I’m sure we’re all aware that one fairly common form of logical fallacy is the argument from authority. In this fallacy, it is assumed that because some person in authority says something, that thing must be true. We’ve all encountered this in it’s obvious form, especially as children. (“My dad says….”) But there are more subtle ways to exercise this technique without giving it away. Some of these are even legitimate things to do. Use of a title is one such example.
By “use of title” I mean titles like “Doctor” or “Professor”. Titles that carry weight with most people, titles that make you suspect that the person at least has some experience or a clue as to what they’re talking about. (Of course, many would argue that this just means that the general public hasn’t met enough PhDs to realize that we don’t have the faintest notion most of the time.) It’s fair to be proud of these titles. They take a lot of work and at least some talent to earn, after all. But they can also be abused. I’m actually a little bit guilty of this myself: when I’m writing annoyed letters to customer support, I’ll usually select “Dr” just in case that gives my complaints more weight. (Forgive me?)

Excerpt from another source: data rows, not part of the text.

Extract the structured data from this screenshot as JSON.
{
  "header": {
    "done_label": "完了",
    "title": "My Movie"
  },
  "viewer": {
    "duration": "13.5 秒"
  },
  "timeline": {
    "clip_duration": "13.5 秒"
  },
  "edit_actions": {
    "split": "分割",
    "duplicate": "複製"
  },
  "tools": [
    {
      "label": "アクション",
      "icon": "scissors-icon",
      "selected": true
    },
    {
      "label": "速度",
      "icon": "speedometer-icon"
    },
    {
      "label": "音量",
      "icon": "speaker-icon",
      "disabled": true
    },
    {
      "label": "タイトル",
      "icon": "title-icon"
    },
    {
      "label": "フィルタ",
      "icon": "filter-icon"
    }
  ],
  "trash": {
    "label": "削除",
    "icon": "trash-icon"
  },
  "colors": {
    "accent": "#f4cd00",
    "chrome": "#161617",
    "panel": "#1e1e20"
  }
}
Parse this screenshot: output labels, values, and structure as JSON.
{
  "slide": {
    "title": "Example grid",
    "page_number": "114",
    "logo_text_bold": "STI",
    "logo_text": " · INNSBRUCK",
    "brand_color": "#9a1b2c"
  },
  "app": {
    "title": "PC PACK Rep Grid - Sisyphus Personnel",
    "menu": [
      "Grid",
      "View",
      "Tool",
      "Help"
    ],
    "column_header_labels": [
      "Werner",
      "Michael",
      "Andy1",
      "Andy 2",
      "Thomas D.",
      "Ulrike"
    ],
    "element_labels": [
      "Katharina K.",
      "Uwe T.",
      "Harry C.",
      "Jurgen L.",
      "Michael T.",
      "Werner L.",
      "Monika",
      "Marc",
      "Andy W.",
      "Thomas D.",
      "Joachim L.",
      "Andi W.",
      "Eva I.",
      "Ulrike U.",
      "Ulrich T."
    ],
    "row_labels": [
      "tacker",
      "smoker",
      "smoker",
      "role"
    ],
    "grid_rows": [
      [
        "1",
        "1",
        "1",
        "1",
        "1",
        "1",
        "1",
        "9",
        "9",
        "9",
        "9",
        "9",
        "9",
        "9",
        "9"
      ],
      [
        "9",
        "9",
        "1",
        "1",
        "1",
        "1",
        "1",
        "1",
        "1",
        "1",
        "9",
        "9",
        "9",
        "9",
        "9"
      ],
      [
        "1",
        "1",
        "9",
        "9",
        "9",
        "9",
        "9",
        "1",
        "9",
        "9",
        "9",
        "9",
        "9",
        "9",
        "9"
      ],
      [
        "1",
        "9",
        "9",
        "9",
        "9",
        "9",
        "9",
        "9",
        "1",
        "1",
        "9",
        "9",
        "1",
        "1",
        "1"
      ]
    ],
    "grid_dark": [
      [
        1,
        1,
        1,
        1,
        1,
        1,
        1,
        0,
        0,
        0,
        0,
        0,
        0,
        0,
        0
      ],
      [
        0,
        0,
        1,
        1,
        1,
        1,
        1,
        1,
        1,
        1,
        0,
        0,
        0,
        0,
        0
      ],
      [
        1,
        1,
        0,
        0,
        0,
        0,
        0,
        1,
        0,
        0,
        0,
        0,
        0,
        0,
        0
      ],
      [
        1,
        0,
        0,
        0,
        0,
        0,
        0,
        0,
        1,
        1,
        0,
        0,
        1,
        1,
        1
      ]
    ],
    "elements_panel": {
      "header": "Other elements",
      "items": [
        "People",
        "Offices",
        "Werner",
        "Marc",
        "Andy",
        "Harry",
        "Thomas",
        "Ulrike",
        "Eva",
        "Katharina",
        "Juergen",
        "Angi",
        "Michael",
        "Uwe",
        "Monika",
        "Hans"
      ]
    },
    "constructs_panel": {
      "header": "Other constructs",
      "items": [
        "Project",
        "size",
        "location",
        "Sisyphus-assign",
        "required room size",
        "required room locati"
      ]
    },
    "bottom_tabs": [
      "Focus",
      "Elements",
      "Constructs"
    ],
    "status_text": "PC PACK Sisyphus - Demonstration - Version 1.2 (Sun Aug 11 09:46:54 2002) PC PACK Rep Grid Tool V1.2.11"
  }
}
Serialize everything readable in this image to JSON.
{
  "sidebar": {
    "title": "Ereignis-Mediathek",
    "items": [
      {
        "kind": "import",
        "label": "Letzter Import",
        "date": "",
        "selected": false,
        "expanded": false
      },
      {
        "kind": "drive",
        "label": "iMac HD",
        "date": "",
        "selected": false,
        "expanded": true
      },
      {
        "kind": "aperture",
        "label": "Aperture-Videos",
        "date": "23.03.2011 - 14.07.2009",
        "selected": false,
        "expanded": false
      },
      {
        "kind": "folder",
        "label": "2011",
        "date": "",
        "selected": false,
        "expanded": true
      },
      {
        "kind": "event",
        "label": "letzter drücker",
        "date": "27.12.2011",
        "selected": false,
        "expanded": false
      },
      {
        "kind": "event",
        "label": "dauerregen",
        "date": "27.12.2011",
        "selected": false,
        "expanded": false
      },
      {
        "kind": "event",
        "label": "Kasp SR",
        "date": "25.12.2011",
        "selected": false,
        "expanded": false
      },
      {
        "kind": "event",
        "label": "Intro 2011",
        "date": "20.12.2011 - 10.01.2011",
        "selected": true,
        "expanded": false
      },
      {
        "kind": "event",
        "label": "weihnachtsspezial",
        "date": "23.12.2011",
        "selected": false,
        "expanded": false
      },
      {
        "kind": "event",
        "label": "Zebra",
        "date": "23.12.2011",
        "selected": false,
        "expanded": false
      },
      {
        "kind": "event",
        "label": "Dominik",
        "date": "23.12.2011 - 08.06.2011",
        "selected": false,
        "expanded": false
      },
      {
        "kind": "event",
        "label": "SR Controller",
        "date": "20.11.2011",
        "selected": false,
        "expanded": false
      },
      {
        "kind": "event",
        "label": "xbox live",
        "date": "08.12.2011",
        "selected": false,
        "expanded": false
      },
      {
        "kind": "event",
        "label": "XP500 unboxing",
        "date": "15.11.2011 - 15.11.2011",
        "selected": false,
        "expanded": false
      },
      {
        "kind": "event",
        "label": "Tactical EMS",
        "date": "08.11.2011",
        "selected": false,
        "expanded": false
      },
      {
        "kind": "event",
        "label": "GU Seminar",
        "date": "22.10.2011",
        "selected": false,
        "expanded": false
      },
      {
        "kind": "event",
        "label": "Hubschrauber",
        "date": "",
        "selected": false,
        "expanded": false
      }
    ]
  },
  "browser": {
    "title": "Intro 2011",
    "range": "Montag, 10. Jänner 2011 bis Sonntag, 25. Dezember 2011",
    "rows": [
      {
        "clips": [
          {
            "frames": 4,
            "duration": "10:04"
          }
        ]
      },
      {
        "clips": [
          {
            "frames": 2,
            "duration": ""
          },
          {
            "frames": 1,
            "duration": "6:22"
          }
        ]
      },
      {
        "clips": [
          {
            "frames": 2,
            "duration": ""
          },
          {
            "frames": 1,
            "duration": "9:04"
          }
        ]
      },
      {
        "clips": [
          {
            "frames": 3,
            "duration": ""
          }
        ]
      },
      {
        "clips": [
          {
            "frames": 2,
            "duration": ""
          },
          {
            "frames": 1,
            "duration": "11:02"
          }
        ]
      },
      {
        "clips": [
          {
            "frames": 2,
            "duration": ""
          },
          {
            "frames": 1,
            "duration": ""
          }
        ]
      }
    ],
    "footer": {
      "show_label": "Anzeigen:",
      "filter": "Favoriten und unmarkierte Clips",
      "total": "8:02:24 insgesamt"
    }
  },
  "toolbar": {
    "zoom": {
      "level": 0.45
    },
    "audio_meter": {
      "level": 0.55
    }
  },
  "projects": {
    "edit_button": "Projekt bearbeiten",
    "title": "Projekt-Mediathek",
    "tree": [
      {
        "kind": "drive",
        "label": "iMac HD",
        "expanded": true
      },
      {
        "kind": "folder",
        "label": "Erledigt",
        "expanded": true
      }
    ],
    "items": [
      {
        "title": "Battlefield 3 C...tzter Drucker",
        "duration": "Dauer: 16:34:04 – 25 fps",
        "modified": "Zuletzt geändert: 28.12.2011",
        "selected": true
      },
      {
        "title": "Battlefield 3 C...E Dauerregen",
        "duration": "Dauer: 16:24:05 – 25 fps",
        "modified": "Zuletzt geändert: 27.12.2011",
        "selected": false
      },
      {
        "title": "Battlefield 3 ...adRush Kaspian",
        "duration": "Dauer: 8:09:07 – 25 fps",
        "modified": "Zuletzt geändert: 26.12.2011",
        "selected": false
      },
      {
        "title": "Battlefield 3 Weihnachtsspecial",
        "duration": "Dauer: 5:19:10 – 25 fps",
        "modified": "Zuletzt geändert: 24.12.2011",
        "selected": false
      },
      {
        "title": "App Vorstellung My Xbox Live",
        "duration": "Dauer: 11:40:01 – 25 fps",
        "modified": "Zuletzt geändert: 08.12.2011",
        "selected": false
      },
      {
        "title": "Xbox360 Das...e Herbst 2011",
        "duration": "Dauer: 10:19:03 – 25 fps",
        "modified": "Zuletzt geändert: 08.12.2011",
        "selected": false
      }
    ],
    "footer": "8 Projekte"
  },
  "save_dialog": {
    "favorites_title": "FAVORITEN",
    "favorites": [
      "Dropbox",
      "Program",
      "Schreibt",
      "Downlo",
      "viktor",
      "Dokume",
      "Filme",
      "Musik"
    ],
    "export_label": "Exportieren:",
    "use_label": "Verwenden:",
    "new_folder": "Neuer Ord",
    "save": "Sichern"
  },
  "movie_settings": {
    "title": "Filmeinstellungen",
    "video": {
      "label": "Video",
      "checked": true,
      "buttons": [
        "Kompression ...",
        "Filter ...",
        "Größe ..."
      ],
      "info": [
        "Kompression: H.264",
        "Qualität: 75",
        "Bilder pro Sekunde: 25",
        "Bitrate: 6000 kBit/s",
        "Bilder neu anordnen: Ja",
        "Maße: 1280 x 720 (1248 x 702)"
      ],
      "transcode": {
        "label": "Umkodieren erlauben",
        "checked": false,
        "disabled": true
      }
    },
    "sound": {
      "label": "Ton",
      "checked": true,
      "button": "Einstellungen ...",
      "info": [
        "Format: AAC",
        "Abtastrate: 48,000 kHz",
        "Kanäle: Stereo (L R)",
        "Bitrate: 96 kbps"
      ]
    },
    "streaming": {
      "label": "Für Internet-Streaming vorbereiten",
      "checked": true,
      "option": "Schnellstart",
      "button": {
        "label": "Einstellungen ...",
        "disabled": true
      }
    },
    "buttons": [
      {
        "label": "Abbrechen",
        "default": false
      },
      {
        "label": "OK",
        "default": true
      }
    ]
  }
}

More pernicious is when people use “Dr.” or “PhD” to introduce themselves before selling you on an idea or, worse still, a product. I first noticed this pattern when reading a book on health that I’ll discuss later. One thing that immediately concerned me was that the author’s name on the cover read, “XXXX XXXXXXX, PhD”. I hadn’t really thought about including the “PhD” before then. I realized suddenly that what bothered me was the fact that usually people don’t include the title in such works. For a popular work, it doesn’t really matter if the author has a doctorate or not, just that they know enough to explain the material clearly. For scholarly work, it’s pretty much assumed that the author has an advanced degree. So really, any time I see “Dr” or “PhD” right in the by-line, I start to wonder why the author is touting that.
If you’re inclined to delve further, check what the degree or title actually applies to. It’s pretty common for people to point to their PhD and try to stay quiet about what it’s in. But if you think about, a PhD in Astrophysics (say) is not really any more qualified to make medical claims than a car mechanic or a grocery clerk. So it is quite important to know what the degree is in. (Or what kind of professor someone is. Or what field of medicine an MD specializes in, even.)
Of course, it’s true that an advanced degree in the relevant discipline (or being a professor in the field, or a doctor of that specialty, or whatever) means you probably should give at least some extra attention to what the person is saying. They’ve most likely learned more about the topic than you have, after all, thanks to years of dedicated study. But that doesn’t carry over to other fields. Titles like “doctor”, “professor”, or “PhD” indicate a high degree of specialization in a topic and it’s exactly this that means that we need to ensure that the specialty matches the claims.
In the end, titles are dangerous and you’re probably better regarding people who use theirs with caution, at least until you can verify that it’s the right title for the claim. And remember, when dealing with factual claims, there are no authorities, only experts. And experts, even in their own discipline, are wrong every day.